The input Block Start

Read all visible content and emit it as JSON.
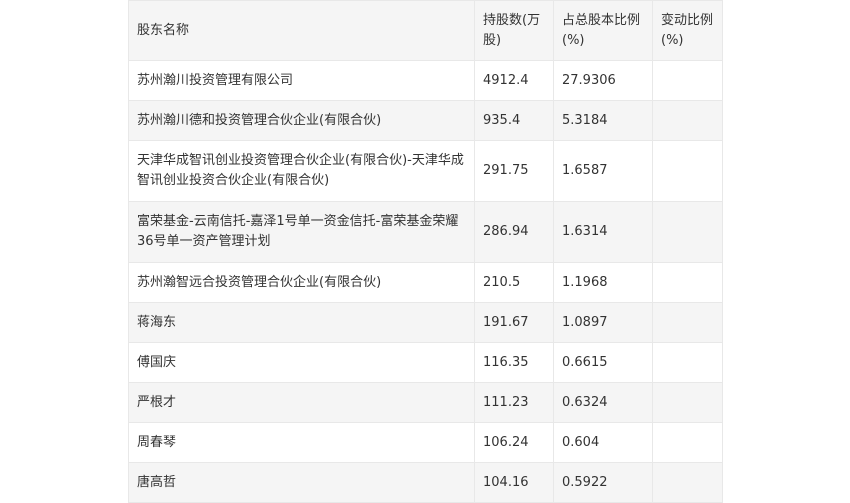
{
  "table": {
    "headers": [
      "股东名称",
      "持股数(万股)",
      "占总股本比例(%)",
      "变动比例(%)"
    ],
    "rows": [
      {
        "name": "苏州瀚川投资管理有限公司",
        "shares": "4912.4",
        "ratio": "27.9306",
        "change": ""
      },
      {
        "name": "苏州瀚川德和投资管理合伙企业(有限合伙)",
        "shares": "935.4",
        "ratio": "5.3184",
        "change": ""
      },
      {
        "name": "天津华成智讯创业投资管理合伙企业(有限合伙)-天津华成智讯创业投资合伙企业(有限合伙)",
        "shares": "291.75",
        "ratio": "1.6587",
        "change": ""
      },
      {
        "name": "富荣基金-云南信托-嘉泽1号单一资金信托-富荣基金荣耀36号单一资产管理计划",
        "shares": "286.94",
        "ratio": "1.6314",
        "change": ""
      },
      {
        "name": "苏州瀚智远合投资管理合伙企业(有限合伙)",
        "shares": "210.5",
        "ratio": "1.1968",
        "change": ""
      },
      {
        "name": "蒋海东",
        "shares": "191.67",
        "ratio": "1.0897",
        "change": ""
      },
      {
        "name": "傅国庆",
        "shares": "116.35",
        "ratio": "0.6615",
        "change": ""
      },
      {
        "name": "严根才",
        "shares": "111.23",
        "ratio": "0.6324",
        "change": ""
      },
      {
        "name": "周春琴",
        "shares": "106.24",
        "ratio": "0.604",
        "change": ""
      },
      {
        "name": "唐高哲",
        "shares": "104.16",
        "ratio": "0.5922",
        "change": ""
      }
    ]
  }
}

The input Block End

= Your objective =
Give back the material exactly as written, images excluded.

= Task result =
Read all visible content and emit it as JSON.
{
  "table": {
    "headers": [
      "股东名称",
      "持股数(万股)",
      "占总股本比例(%)",
      "变动比例(%)"
    ],
    "rows": [
      {
        "name": "苏州瀚川投资管理有限公司",
        "shares": "4912.4",
        "ratio": "27.9306",
        "change": ""
      },
      {
        "name": "苏州瀚川德和投资管理合伙企业(有限合伙)",
        "shares": "935.4",
        "ratio": "5.3184",
        "change": ""
      },
      {
        "name": "天津华成智讯创业投资管理合伙企业(有限合伙)-天津华成智讯创业投资合伙企业(有限合伙)",
        "shares": "291.75",
        "ratio": "1.6587",
        "change": ""
      },
      {
        "name": "富荣基金-云南信托-嘉泽1号单一资金信托-富荣基金荣耀36号单一资产管理计划",
        "shares": "286.94",
        "ratio": "1.6314",
        "change": ""
      },
      {
        "name": "苏州瀚智远合投资管理合伙企业(有限合伙)",
        "shares": "210.5",
        "ratio": "1.1968",
        "change": ""
      },
      {
        "name": "蒋海东",
        "shares": "191.67",
        "ratio": "1.0897",
        "change": ""
      },
      {
        "name": "傅国庆",
        "shares": "116.35",
        "ratio": "0.6615",
        "change": ""
      },
      {
        "name": "严根才",
        "shares": "111.23",
        "ratio": "0.6324",
        "change": ""
      },
      {
        "name": "周春琴",
        "shares": "106.24",
        "ratio": "0.604",
        "change": ""
      },
      {
        "name": "唐高哲",
        "shares": "104.16",
        "ratio": "0.5922",
        "change": ""
      }
    ]
  }
}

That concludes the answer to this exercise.